====== SOURCE DATA ======

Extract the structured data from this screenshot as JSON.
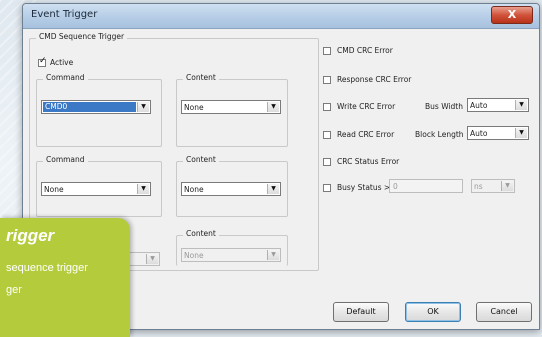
{
  "window": {
    "title": "Event Trigger",
    "close_label": "X"
  },
  "cmd_group": {
    "label": "CMD Sequence Trigger",
    "active_label": "Active",
    "active_checked": true,
    "row1": {
      "command_label": "Command",
      "command_value": "CMD0",
      "content_label": "Content",
      "content_value": "None"
    },
    "row2": {
      "command_label": "Command",
      "command_value": "None",
      "content_label": "Content",
      "content_value": "None"
    },
    "row3": {
      "command_value": "",
      "content_label": "Content",
      "content_value": "None"
    }
  },
  "options": {
    "cmd_crc_error": "CMD CRC Error",
    "response_crc_error": "Response CRC Error",
    "write_crc_error": "Write CRC Error",
    "read_crc_error": "Read CRC Error",
    "crc_status_error": "CRC Status Error",
    "busy_status": "Busy Status >=",
    "bus_width_label": "Bus Width",
    "bus_width_value": "Auto",
    "block_length_label": "Block Length",
    "block_length_value": "Auto",
    "busy_value": "0",
    "busy_unit": "ns"
  },
  "buttons": {
    "default": "Default",
    "ok": "OK",
    "cancel": "Cancel"
  },
  "callout": {
    "title": "rigger",
    "line1": "sequence trigger",
    "line2": "ger"
  }
}
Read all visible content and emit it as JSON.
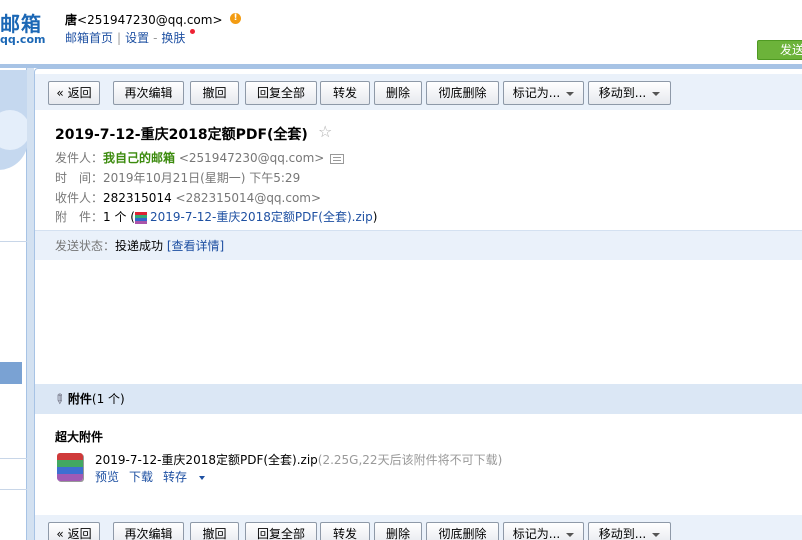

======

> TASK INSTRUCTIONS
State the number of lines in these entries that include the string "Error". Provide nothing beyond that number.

> ANSWER BOX
5